For a few years now, several media outlets—including Harpers Bazaar, Vibe, Vox, The Wrap, USA Today—had erroneously reported that Mexican iconic actress Dolores del Río (née María de los Dolores Asúnsolo López-Negrete, 1904-1983) was the first woman to have ever served on the Cannes jury.
Yet, as much as we’d like the story to be true—particularly considering Cannes tepid’s history in relation to women and Latin American filmmakers—we’re sorry to inform that the information is incorrect. While she indeed serve as a juror in the 1957 edition of the festival, she was not the first woman selected as a jury member.
As early as the first edition of the prestigious French film festival in 1946, there was a female juror. The pioneer was British-born Iris Barry, who established the London Film Society, and became the first curator of the film department of the Museum of Modern Art in New York City. Furthermore, Chilean journalist María Romero (1909-1990) became the first Latin American woman to serve on Cannes’ jury one year before Del Río, in 1956.
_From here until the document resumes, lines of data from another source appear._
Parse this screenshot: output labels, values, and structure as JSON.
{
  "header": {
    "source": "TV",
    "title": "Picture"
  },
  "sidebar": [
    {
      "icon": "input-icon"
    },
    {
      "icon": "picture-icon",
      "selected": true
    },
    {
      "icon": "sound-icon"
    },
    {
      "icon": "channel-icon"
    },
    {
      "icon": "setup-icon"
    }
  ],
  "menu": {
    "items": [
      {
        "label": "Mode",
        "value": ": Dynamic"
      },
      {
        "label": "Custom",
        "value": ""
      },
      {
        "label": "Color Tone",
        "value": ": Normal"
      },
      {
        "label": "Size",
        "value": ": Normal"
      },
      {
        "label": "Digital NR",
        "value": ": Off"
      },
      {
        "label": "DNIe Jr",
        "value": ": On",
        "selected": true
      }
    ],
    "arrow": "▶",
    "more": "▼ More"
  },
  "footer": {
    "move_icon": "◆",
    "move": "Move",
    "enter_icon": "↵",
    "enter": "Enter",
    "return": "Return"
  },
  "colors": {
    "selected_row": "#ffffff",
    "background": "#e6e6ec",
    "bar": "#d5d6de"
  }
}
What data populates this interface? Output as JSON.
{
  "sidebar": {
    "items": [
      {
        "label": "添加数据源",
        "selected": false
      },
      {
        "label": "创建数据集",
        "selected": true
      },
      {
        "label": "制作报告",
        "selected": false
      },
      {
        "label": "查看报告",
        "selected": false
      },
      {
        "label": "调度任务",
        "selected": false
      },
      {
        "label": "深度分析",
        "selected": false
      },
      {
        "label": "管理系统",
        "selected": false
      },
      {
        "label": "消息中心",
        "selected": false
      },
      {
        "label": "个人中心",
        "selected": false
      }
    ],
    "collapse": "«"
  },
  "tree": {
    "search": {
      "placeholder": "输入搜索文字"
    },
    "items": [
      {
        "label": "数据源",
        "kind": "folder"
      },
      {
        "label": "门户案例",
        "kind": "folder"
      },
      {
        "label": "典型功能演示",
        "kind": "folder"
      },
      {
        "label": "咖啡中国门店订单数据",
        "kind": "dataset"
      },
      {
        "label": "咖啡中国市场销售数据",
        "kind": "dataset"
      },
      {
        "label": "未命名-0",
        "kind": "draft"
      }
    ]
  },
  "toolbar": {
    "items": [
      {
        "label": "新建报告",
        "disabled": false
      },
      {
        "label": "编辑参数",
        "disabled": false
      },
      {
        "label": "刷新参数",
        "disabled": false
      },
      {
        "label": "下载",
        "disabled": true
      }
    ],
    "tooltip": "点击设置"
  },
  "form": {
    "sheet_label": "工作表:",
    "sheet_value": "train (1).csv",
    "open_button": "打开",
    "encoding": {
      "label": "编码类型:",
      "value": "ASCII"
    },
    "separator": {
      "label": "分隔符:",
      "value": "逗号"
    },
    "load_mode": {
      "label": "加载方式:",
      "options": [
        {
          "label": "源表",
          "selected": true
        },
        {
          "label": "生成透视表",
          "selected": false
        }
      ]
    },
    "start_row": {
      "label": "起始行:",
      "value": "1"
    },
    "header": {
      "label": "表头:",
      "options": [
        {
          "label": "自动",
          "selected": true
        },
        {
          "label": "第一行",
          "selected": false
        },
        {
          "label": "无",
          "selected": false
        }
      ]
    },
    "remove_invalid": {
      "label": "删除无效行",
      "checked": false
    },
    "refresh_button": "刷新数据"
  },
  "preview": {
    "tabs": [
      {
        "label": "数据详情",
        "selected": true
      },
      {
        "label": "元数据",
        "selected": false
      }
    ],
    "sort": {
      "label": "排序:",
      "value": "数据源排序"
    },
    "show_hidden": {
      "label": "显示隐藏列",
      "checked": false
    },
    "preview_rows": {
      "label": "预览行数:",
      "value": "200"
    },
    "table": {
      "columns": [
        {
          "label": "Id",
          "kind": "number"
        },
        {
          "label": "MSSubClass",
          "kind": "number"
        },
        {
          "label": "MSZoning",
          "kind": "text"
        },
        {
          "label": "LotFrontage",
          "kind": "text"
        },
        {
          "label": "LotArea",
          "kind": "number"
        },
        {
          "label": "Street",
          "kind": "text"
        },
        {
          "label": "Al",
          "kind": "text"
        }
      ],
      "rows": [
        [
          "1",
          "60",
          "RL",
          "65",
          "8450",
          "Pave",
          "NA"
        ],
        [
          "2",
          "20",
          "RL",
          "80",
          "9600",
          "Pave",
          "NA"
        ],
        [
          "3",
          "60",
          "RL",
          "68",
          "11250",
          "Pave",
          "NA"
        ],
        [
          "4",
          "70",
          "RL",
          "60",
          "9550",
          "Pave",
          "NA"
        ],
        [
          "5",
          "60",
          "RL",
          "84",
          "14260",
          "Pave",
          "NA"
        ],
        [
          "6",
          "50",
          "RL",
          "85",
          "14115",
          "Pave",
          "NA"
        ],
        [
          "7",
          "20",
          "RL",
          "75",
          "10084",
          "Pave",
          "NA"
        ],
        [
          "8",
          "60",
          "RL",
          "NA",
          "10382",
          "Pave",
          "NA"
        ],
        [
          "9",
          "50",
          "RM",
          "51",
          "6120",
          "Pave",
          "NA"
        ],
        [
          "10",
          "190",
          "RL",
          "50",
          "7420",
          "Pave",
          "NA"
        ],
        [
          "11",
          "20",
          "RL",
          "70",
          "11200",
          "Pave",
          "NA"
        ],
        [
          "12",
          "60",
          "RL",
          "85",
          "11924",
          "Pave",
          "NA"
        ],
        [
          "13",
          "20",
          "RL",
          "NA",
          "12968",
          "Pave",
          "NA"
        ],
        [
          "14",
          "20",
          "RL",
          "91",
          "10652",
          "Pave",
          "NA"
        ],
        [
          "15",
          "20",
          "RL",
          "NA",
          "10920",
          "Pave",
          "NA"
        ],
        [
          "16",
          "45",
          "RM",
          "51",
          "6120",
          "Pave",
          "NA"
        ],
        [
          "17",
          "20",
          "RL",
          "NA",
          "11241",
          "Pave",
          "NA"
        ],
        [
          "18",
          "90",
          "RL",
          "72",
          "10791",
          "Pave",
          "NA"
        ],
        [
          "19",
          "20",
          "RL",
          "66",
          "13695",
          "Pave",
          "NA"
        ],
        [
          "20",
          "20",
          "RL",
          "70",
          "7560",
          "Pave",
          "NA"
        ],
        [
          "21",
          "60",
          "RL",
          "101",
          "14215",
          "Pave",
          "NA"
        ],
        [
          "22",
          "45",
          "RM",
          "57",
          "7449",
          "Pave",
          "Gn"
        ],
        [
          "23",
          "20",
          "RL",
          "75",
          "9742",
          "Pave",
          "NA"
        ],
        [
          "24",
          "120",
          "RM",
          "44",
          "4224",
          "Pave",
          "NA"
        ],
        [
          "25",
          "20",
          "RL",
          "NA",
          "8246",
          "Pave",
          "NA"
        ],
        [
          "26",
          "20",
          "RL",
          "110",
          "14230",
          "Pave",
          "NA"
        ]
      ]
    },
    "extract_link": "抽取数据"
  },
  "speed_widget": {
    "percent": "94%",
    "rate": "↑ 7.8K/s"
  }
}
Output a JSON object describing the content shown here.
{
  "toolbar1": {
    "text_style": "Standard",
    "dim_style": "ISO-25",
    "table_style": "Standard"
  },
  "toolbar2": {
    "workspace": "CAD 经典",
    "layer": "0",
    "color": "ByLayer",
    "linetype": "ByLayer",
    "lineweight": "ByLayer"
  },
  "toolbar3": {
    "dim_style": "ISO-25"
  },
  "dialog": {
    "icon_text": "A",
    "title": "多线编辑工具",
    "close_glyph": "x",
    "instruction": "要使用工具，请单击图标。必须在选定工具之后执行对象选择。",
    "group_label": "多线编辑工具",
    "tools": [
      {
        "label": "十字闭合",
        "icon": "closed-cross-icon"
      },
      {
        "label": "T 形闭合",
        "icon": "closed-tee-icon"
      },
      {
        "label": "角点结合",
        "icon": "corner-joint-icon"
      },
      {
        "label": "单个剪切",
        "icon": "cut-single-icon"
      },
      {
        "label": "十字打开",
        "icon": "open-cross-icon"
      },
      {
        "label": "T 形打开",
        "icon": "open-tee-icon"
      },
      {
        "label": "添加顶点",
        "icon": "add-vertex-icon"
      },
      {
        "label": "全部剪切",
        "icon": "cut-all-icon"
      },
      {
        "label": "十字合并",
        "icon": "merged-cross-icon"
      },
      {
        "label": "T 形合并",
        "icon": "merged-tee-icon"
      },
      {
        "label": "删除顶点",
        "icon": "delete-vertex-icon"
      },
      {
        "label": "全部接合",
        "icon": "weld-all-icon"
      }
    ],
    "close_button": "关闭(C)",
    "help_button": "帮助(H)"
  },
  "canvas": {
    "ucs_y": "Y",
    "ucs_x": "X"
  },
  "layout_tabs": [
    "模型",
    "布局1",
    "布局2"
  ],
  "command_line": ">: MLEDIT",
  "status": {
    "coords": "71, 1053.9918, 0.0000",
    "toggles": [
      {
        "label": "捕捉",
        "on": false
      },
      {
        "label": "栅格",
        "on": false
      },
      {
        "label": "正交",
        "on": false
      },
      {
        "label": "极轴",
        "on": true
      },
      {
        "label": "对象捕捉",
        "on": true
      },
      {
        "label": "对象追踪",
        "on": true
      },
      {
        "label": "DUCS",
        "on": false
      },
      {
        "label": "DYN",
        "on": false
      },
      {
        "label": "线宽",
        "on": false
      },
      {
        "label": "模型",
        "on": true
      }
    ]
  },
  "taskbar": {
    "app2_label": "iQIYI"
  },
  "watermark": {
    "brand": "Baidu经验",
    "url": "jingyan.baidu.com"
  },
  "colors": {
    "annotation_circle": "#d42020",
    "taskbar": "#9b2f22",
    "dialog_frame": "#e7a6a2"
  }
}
Del Río starred in numerous Mexican and American productions, and is largely considered as the first major female Latin American crossover star in Hollywood. She was indeed a trailblazer in Mexican and world cinema, but being the first female juror at Cannes was not one of her achievements.